▶ [WORK ORDER]
Where in the records does the word "JSON" occur? Copy each line in which it does.

BEGIN DATA TO PROCESS

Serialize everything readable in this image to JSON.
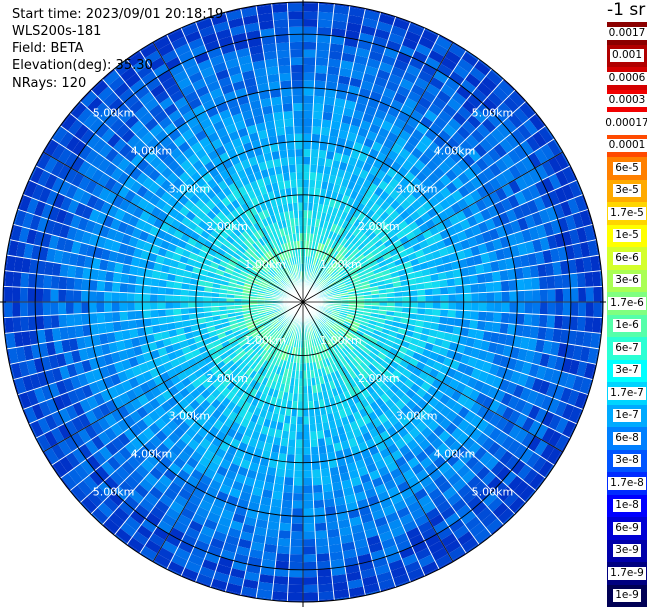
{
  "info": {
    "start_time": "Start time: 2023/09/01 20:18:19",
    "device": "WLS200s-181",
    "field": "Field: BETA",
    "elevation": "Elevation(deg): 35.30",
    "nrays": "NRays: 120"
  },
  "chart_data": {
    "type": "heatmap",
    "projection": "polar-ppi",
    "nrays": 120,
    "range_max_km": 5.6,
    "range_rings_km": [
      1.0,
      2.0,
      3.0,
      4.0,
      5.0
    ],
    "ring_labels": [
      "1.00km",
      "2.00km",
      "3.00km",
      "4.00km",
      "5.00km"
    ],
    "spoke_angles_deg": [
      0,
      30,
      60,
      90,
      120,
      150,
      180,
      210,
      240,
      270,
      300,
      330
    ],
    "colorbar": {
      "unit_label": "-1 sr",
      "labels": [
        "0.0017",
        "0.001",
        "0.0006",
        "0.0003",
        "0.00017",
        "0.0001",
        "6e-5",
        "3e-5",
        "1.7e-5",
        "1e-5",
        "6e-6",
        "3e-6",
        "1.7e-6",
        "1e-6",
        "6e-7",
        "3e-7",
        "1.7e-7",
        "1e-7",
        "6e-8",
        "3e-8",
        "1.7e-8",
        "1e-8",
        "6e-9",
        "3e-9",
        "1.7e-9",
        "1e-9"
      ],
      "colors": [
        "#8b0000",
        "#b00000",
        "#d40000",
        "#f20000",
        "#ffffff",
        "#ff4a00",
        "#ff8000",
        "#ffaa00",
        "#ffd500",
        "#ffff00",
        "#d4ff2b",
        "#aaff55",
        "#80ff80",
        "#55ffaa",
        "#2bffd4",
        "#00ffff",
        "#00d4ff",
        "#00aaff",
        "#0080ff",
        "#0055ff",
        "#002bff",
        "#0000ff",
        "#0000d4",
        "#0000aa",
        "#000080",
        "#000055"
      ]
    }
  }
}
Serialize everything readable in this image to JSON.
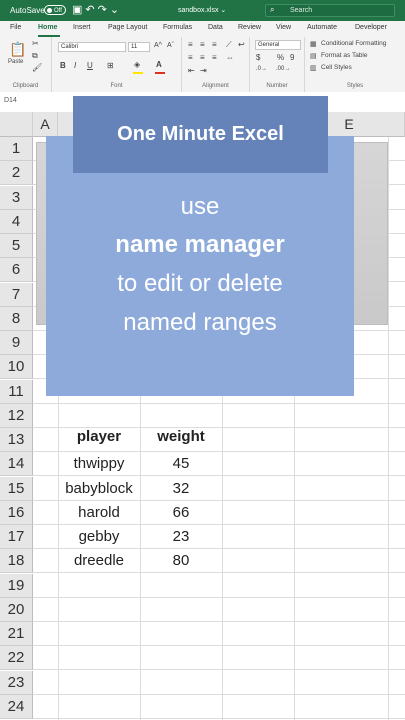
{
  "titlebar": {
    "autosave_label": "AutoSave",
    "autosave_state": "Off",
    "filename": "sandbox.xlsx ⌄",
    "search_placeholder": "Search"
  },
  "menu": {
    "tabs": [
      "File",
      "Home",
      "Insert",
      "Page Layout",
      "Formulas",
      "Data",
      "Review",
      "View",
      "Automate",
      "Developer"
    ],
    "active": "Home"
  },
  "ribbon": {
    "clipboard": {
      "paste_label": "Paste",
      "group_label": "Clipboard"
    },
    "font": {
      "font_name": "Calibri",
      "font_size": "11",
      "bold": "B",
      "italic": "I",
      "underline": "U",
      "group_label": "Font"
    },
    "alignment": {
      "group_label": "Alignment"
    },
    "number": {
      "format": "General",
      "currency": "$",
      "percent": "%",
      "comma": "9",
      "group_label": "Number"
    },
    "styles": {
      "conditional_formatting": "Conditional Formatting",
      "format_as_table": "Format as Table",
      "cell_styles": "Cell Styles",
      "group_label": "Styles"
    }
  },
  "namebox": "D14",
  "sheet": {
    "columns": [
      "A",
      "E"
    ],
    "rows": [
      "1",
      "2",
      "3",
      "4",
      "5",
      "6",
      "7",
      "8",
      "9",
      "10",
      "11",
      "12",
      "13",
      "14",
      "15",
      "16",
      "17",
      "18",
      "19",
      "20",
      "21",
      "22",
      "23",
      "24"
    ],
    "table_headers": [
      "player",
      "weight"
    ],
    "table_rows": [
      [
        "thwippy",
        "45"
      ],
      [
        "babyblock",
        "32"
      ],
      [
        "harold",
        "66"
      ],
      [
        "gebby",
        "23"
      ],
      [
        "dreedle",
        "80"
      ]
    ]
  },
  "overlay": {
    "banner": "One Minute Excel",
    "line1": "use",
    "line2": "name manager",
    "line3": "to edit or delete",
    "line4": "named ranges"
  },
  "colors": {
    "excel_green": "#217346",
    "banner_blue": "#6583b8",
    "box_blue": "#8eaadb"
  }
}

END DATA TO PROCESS
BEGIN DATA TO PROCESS

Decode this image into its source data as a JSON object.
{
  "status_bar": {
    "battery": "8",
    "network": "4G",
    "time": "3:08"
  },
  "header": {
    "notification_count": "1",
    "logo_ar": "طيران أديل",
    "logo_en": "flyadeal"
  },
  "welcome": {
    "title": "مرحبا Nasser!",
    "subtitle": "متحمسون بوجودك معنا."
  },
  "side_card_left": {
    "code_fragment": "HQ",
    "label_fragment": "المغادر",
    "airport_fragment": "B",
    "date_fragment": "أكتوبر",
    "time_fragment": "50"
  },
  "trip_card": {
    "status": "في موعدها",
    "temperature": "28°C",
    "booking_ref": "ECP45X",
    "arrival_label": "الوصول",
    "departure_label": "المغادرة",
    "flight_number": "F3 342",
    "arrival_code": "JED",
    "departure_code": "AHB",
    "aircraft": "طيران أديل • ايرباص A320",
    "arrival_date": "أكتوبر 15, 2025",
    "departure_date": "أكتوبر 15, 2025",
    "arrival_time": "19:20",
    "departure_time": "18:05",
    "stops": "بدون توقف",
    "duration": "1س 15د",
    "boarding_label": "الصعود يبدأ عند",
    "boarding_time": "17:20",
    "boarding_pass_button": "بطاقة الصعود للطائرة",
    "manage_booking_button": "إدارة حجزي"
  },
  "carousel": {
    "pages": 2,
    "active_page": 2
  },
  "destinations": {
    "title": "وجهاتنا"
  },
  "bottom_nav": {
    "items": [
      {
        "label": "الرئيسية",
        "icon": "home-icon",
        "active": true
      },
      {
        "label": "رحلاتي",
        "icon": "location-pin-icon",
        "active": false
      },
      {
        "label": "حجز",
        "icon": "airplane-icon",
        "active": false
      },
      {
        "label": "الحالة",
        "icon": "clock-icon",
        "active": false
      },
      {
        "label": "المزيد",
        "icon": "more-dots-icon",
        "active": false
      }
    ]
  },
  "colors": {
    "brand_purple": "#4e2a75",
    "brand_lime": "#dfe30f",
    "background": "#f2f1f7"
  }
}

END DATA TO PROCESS
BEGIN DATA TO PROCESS

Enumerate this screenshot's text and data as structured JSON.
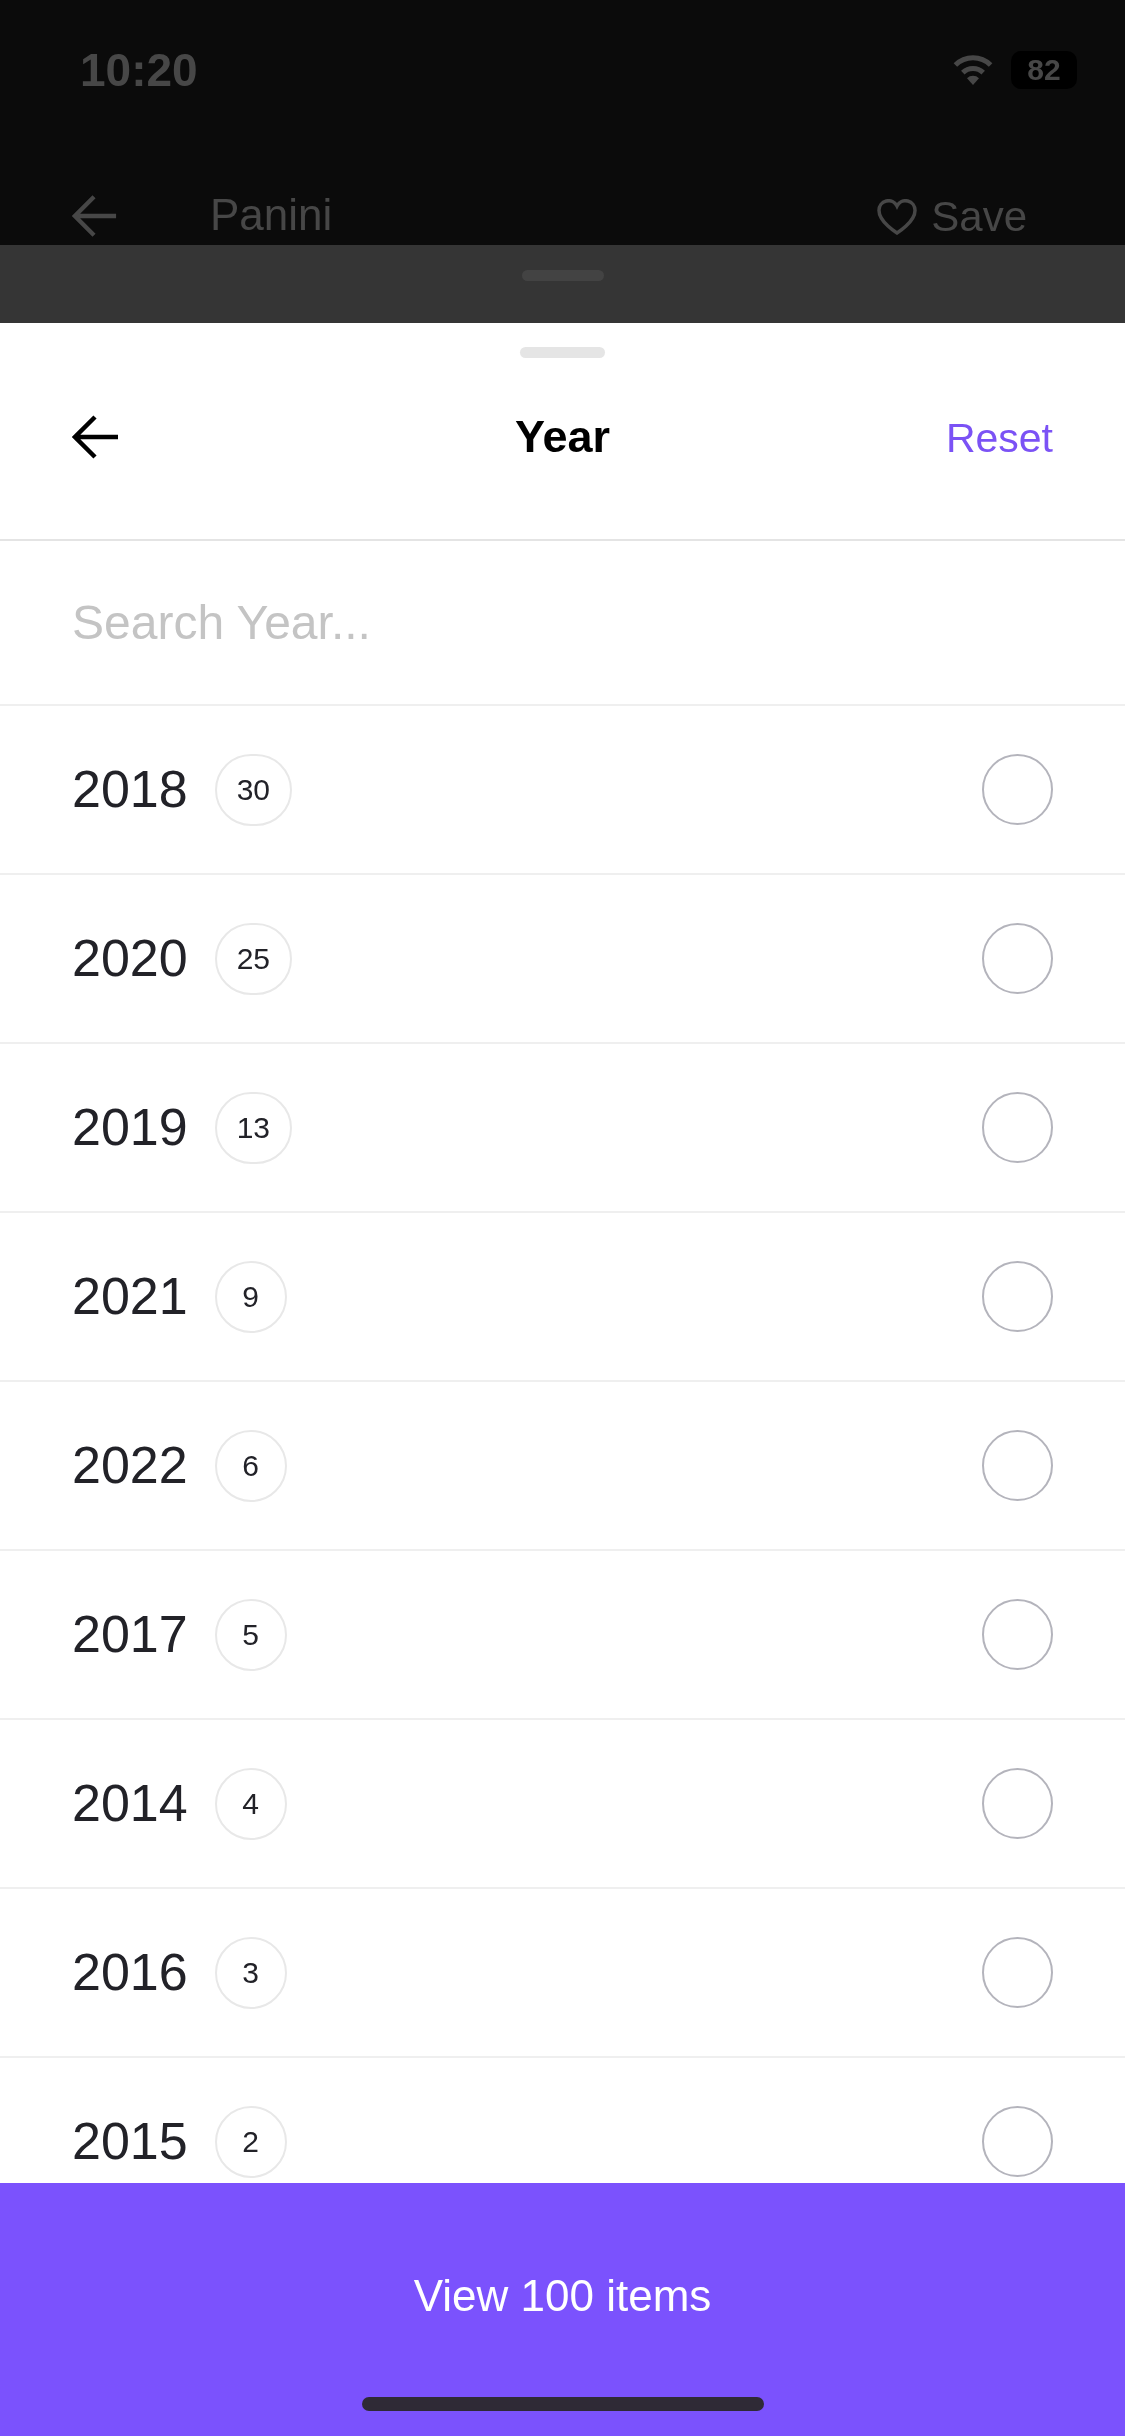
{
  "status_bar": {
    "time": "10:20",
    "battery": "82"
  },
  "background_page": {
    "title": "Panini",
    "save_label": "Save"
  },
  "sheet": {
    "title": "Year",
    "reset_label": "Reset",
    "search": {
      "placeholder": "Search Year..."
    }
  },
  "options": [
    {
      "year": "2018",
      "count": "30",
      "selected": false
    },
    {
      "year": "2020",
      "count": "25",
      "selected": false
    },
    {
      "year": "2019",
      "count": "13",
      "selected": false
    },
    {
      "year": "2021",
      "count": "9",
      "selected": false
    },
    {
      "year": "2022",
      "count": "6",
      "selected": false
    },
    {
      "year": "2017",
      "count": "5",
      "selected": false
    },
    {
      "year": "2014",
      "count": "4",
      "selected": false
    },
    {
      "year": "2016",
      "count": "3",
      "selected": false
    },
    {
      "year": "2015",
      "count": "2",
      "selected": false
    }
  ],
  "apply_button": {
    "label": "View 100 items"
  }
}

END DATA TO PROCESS

▶ [EXERCISE RESULT]
Serialize everything readable in this image to JSON.
Serialize everything readable in this image to JSON.
Decode this image into its source data as a JSON object.
Enumerate this screenshot's text and data as structured JSON.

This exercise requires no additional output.